### EXERCISE GOAL
Provide the material again, with every line intact and exact.
[DATASET RECORDS — start]
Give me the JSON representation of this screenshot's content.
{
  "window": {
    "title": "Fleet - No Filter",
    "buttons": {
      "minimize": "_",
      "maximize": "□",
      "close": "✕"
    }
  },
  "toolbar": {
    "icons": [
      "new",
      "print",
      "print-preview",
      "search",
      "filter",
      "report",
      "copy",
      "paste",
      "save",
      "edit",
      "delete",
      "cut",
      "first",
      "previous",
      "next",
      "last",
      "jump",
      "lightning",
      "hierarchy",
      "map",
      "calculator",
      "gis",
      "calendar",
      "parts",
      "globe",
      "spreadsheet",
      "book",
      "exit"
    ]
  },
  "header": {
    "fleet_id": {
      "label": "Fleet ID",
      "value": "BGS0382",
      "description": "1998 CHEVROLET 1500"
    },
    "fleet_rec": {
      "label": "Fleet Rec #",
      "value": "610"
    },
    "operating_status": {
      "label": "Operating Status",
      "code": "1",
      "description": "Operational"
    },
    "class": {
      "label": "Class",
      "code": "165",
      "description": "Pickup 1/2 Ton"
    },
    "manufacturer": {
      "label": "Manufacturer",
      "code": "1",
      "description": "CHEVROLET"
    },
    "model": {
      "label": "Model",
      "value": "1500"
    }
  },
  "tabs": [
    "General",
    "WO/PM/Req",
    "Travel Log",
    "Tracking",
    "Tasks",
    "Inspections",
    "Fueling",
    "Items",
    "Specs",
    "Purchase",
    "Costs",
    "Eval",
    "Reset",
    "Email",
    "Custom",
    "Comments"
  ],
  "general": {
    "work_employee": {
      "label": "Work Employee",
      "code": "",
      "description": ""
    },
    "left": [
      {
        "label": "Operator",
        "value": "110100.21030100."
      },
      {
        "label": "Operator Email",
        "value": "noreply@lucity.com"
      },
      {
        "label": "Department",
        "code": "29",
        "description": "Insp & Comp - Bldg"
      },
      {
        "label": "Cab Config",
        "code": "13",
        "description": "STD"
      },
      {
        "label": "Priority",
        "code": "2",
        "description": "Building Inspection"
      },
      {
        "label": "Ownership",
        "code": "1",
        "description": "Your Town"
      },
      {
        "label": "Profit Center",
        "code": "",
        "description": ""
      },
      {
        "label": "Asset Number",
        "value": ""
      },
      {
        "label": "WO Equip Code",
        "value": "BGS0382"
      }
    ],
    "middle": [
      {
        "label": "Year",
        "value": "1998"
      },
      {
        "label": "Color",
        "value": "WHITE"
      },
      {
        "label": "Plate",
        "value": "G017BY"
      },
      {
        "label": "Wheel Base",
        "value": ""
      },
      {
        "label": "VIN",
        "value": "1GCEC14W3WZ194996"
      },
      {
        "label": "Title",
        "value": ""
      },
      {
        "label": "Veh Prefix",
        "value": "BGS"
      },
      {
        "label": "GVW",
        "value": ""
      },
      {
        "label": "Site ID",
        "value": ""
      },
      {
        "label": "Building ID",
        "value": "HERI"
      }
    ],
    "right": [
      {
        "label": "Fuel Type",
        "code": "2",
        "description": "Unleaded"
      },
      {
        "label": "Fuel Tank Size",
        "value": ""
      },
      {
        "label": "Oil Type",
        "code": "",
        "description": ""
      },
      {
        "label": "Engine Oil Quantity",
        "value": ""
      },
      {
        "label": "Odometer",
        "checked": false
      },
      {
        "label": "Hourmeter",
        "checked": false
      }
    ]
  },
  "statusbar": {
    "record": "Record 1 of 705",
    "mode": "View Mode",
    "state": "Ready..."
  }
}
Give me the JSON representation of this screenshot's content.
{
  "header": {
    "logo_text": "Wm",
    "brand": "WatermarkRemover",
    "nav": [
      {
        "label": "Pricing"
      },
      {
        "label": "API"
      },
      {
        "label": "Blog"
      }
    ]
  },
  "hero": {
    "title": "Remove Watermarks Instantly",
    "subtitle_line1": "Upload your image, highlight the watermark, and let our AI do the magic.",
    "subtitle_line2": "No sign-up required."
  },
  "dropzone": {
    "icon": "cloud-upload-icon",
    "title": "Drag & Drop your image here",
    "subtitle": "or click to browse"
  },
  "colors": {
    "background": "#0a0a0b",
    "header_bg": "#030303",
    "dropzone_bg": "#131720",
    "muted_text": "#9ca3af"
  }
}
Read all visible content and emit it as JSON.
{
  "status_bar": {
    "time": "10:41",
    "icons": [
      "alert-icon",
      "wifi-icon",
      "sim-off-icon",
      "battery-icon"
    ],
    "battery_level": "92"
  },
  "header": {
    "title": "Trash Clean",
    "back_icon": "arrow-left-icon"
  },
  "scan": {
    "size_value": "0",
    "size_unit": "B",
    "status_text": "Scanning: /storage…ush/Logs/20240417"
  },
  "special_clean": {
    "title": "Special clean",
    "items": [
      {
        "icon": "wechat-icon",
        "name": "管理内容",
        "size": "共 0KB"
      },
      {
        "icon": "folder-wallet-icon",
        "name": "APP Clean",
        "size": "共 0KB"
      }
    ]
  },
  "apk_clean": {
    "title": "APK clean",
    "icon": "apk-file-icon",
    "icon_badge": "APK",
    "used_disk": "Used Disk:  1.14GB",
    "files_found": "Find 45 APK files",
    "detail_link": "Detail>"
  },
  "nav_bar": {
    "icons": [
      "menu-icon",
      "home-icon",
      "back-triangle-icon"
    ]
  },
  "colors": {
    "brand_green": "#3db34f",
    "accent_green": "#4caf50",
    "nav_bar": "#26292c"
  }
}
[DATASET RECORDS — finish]
### EXERCISE ANSWER
Give me the JSON representation of this screenshot's content.
{
  "window": {
    "title": "Fleet - No Filter",
    "buttons": {
      "minimize": "_",
      "maximize": "□",
      "close": "✕"
    }
  },
  "toolbar": {
    "icons": [
      "new",
      "print",
      "print-preview",
      "search",
      "filter",
      "report",
      "copy",
      "paste",
      "save",
      "edit",
      "delete",
      "cut",
      "first",
      "previous",
      "next",
      "last",
      "jump",
      "lightning",
      "hierarchy",
      "map",
      "calculator",
      "gis",
      "calendar",
      "parts",
      "globe",
      "spreadsheet",
      "book",
      "exit"
    ]
  },
  "header": {
    "fleet_id": {
      "label": "Fleet ID",
      "value": "BGS0382",
      "description": "1998 CHEVROLET 1500"
    },
    "fleet_rec": {
      "label": "Fleet Rec #",
      "value": "610"
    },
    "operating_status": {
      "label": "Operating Status",
      "code": "1",
      "description": "Operational"
    },
    "class": {
      "label": "Class",
      "code": "165",
      "description": "Pickup 1/2 Ton"
    },
    "manufacturer": {
      "label": "Manufacturer",
      "code": "1",
      "description": "CHEVROLET"
    },
    "model": {
      "label": "Model",
      "value": "1500"
    }
  },
  "tabs": [
    "General",
    "WO/PM/Req",
    "Travel Log",
    "Tracking",
    "Tasks",
    "Inspections",
    "Fueling",
    "Items",
    "Specs",
    "Purchase",
    "Costs",
    "Eval",
    "Reset",
    "Email",
    "Custom",
    "Comments"
  ],
  "general": {
    "work_employee": {
      "label": "Work Employee",
      "code": "",
      "description": ""
    },
    "left": [
      {
        "label": "Operator",
        "value": "110100.21030100."
      },
      {
        "label": "Operator Email",
        "value": "noreply@lucity.com"
      },
      {
        "label": "Department",
        "code": "29",
        "description": "Insp & Comp - Bldg"
      },
      {
        "label": "Cab Config",
        "code": "13",
        "description": "STD"
      },
      {
        "label": "Priority",
        "code": "2",
        "description": "Building Inspection"
      },
      {
        "label": "Ownership",
        "code": "1",
        "description": "Your Town"
      },
      {
        "label": "Profit Center",
        "code": "",
        "description": ""
      },
      {
        "label": "Asset Number",
        "value": ""
      },
      {
        "label": "WO Equip Code",
        "value": "BGS0382"
      }
    ],
    "middle": [
      {
        "label": "Year",
        "value": "1998"
      },
      {
        "label": "Color",
        "value": "WHITE"
      },
      {
        "label": "Plate",
        "value": "G017BY"
      },
      {
        "label": "Wheel Base",
        "value": ""
      },
      {
        "label": "VIN",
        "value": "1GCEC14W3WZ194996"
      },
      {
        "label": "Title",
        "value": ""
      },
      {
        "label": "Veh Prefix",
        "value": "BGS"
      },
      {
        "label": "GVW",
        "value": ""
      },
      {
        "label": "Site ID",
        "value": ""
      },
      {
        "label": "Building ID",
        "value": "HERI"
      }
    ],
    "right": [
      {
        "label": "Fuel Type",
        "code": "2",
        "description": "Unleaded"
      },
      {
        "label": "Fuel Tank Size",
        "value": ""
      },
      {
        "label": "Oil Type",
        "code": "",
        "description": ""
      },
      {
        "label": "Engine Oil Quantity",
        "value": ""
      },
      {
        "label": "Odometer",
        "checked": false
      },
      {
        "label": "Hourmeter",
        "checked": false
      }
    ]
  },
  "statusbar": {
    "record": "Record 1 of 705",
    "mode": "View Mode",
    "state": "Ready..."
  }
}
Give me the JSON representation of this screenshot's content.
{
  "header": {
    "logo_text": "Wm",
    "brand": "WatermarkRemover",
    "nav": [
      {
        "label": "Pricing"
      },
      {
        "label": "API"
      },
      {
        "label": "Blog"
      }
    ]
  },
  "hero": {
    "title": "Remove Watermarks Instantly",
    "subtitle_line1": "Upload your image, highlight the watermark, and let our AI do the magic.",
    "subtitle_line2": "No sign-up required."
  },
  "dropzone": {
    "icon": "cloud-upload-icon",
    "title": "Drag & Drop your image here",
    "subtitle": "or click to browse"
  },
  "colors": {
    "background": "#0a0a0b",
    "header_bg": "#030303",
    "dropzone_bg": "#131720",
    "muted_text": "#9ca3af"
  }
}
Read all visible content and emit it as JSON.
{
  "status_bar": {
    "time": "10:41",
    "icons": [
      "alert-icon",
      "wifi-icon",
      "sim-off-icon",
      "battery-icon"
    ],
    "battery_level": "92"
  },
  "header": {
    "title": "Trash Clean",
    "back_icon": "arrow-left-icon"
  },
  "scan": {
    "size_value": "0",
    "size_unit": "B",
    "status_text": "Scanning: /storage…ush/Logs/20240417"
  },
  "special_clean": {
    "title": "Special clean",
    "items": [
      {
        "icon": "wechat-icon",
        "name": "管理内容",
        "size": "共 0KB"
      },
      {
        "icon": "folder-wallet-icon",
        "name": "APP Clean",
        "size": "共 0KB"
      }
    ]
  },
  "apk_clean": {
    "title": "APK clean",
    "icon": "apk-file-icon",
    "icon_badge": "APK",
    "used_disk": "Used Disk:  1.14GB",
    "files_found": "Find 45 APK files",
    "detail_link": "Detail>"
  },
  "nav_bar": {
    "icons": [
      "menu-icon",
      "home-icon",
      "back-triangle-icon"
    ]
  },
  "colors": {
    "brand_green": "#3db34f",
    "accent_green": "#4caf50",
    "nav_bar": "#26292c"
  }
}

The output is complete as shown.